For some, autumn is their favourite time of year, the much beloved season of mists and mellow fruitfulness. For many though it marks a slide into seasonal depression: SAD or Seasonal Affective Disorder.

As that is approaching, today we’re taking a look at the condition: the causes, and what you can do to mitigate the effects.

What Causes SAD?

 

Unfortunately, we don’t yet fully understand the causes of SAD, which means there’s no single easy solution to recommend.

At the moment, it seems likely that the decreased hours of sunlight affect your hippocampus, which in turns affects three keys things: the production of melatonin and a serotonin, hormones which affect your feelings of drowsiness and alertness, and your circadian rhythm, your body’s internal clock that tells you when it’s time to wake and sleep.

For some this means feeling inescapably sleepy, and finding it hard to get up on cold, dark mornings. For others the condition can tip into clinically diagnosable depression.

Let’s take a look at some things that can help.

Maximising Daylight Time
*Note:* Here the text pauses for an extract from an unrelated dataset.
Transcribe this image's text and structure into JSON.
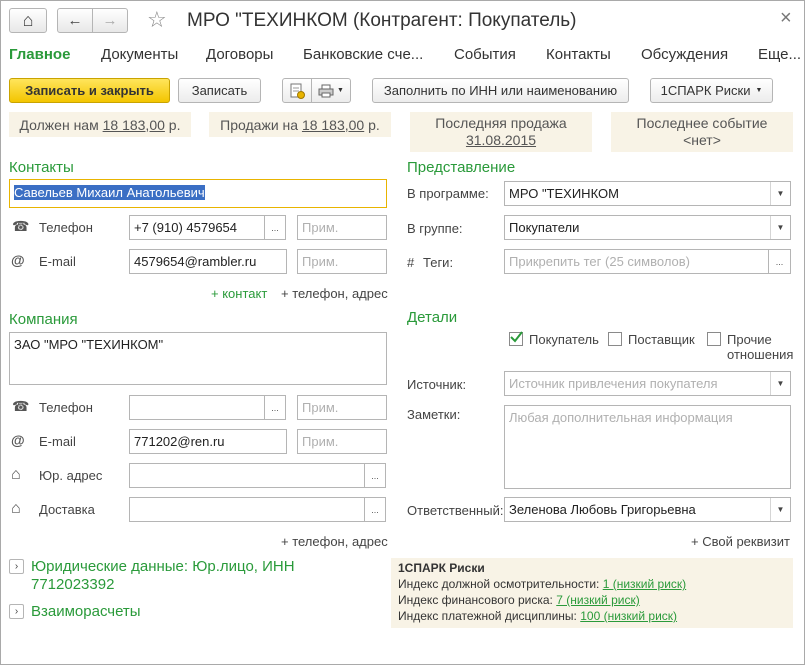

While the hours of daylight have been shrinking since the summer solstice, won’t start to grow into the winter solstice, and won’t start to feel reassuringly long until March, you can still take advantage of what you have. Whether it’s simply eating lunch outside rather than at your desk, or taking long walks at the weekend, additional time outside in the daylight gives your hippocampus an additional dose of sun.
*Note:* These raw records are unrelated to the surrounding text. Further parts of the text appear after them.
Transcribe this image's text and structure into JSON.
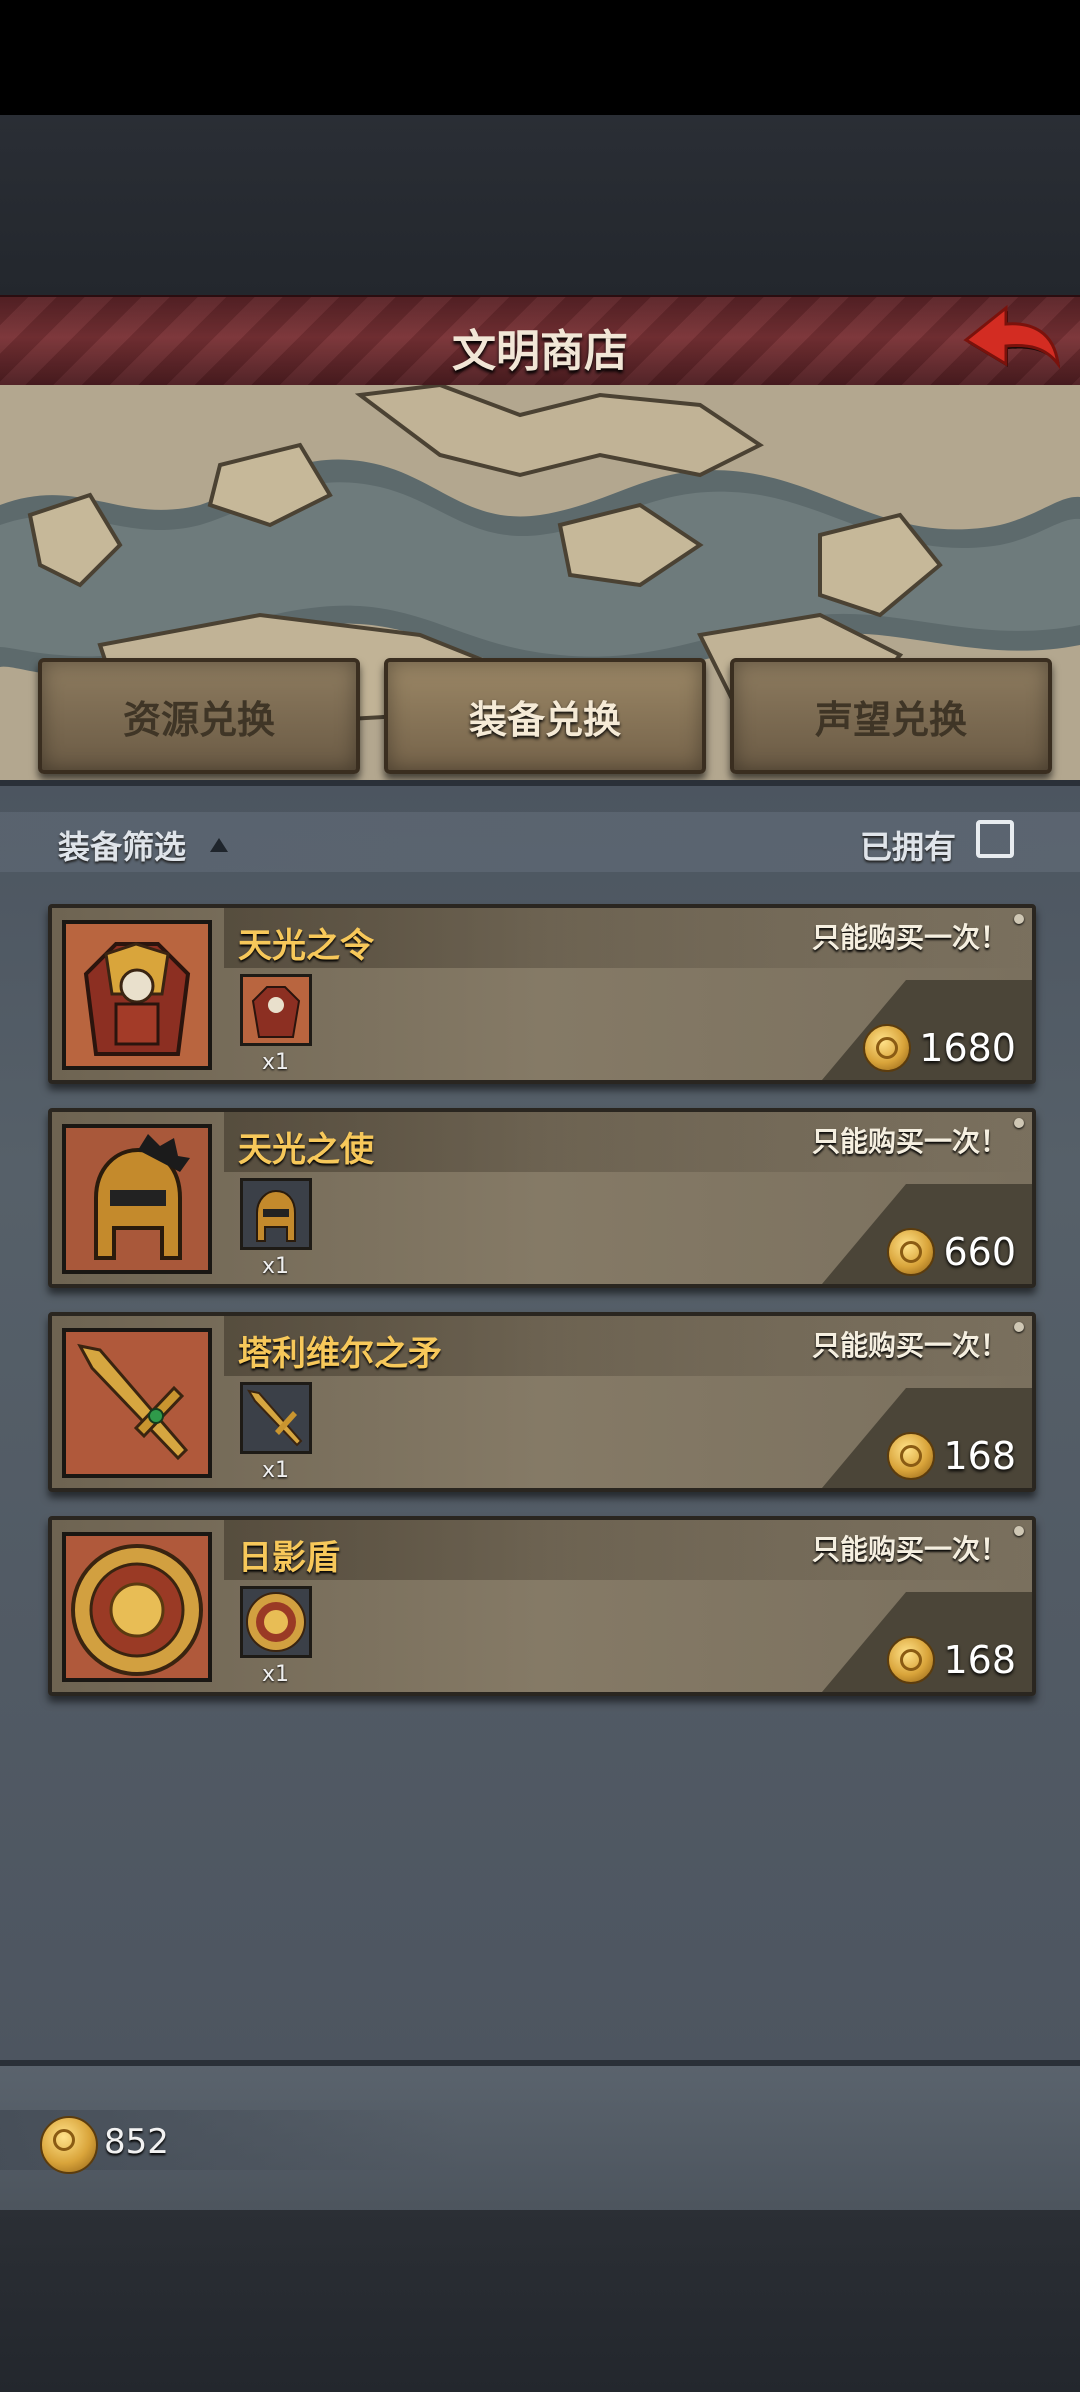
{
  "header": {
    "title": "文明商店",
    "back_icon": "back-arrow-icon",
    "back_color": "#c8291f"
  },
  "tabs": [
    {
      "label": "资源兑换",
      "active": false
    },
    {
      "label": "装备兑换",
      "active": true
    },
    {
      "label": "声望兑换",
      "active": false
    }
  ],
  "filter": {
    "label": "装备筛选",
    "owned_label": "已拥有",
    "owned_checked": false
  },
  "items": [
    {
      "name": "天光之令",
      "limit": "只能购买一次！",
      "qty": "x1",
      "price": "1680",
      "icon": "golden-armor-icon"
    },
    {
      "name": "天光之使",
      "limit": "只能购买一次！",
      "qty": "x1",
      "price": "660",
      "icon": "golden-helmet-icon"
    },
    {
      "name": "塔利维尔之矛",
      "limit": "只能购买一次！",
      "qty": "x1",
      "price": "168",
      "icon": "spear-icon"
    },
    {
      "name": "日影盾",
      "limit": "只能购买一次！",
      "qty": "x1",
      "price": "168",
      "icon": "sun-shield-icon"
    }
  ],
  "currency": {
    "amount": "852",
    "icon": "gold-coin-icon"
  },
  "colors": {
    "name_gold": "#f7c85a",
    "title_bar": "#7a3236"
  }
}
If you need to lend extra focus to your walk or freshen up a location that feels drab and overfamiliar, try a scavenger hunt. As the backdrop to a Treasure Trails treasure hunt, London, Bristol, Edinburgh and more all feel like new cities.

SAD Lights
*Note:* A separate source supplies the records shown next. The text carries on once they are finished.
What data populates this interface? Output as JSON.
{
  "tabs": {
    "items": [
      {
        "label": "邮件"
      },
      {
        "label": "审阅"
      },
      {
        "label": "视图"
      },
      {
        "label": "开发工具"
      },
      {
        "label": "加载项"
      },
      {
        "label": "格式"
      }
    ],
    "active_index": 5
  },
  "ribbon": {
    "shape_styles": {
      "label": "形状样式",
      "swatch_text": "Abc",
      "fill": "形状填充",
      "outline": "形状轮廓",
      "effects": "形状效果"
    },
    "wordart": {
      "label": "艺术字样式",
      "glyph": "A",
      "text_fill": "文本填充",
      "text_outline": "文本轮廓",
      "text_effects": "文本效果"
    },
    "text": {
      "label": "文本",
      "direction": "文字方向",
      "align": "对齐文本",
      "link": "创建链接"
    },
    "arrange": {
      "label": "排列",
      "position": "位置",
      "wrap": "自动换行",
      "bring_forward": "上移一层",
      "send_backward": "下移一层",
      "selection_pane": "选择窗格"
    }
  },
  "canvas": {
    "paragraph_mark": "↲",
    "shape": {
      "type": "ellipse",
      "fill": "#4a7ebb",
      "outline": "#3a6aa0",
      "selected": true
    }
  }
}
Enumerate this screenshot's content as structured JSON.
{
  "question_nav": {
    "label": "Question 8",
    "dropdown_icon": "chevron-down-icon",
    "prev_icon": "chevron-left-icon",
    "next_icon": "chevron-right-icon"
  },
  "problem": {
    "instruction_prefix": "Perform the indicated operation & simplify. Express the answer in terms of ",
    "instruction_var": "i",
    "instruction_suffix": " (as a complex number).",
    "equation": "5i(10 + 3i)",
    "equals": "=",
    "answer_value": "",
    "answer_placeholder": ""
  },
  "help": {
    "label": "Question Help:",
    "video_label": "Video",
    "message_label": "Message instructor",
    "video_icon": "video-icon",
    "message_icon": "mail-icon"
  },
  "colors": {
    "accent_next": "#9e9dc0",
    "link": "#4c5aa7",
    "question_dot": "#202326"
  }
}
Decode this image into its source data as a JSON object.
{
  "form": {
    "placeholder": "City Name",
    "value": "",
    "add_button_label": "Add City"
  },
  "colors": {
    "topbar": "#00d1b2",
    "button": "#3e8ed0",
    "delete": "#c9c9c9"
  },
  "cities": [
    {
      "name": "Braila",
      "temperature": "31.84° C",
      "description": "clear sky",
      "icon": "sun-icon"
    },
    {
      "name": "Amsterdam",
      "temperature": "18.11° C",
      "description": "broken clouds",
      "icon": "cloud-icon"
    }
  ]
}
It might be worth investing in a special light for your bedroom to help you cope with the increased hours of darkness. SAD lamps recreate the specific frequencies of sunlight, stimulating your hippocampus and helping to regulate your circadian clock.

It’s important to make sure you choose a lamp that’s intended for treating SAD – check the packaging or website carefully. The best time to use it is in the morning when you first wake up, delivering a dose of bright light to stimulate your brain. You can get some that work as alarm clocks, waking you naturally with your own sunrise, giving you a much more positive start to the day than the usual dank October half light.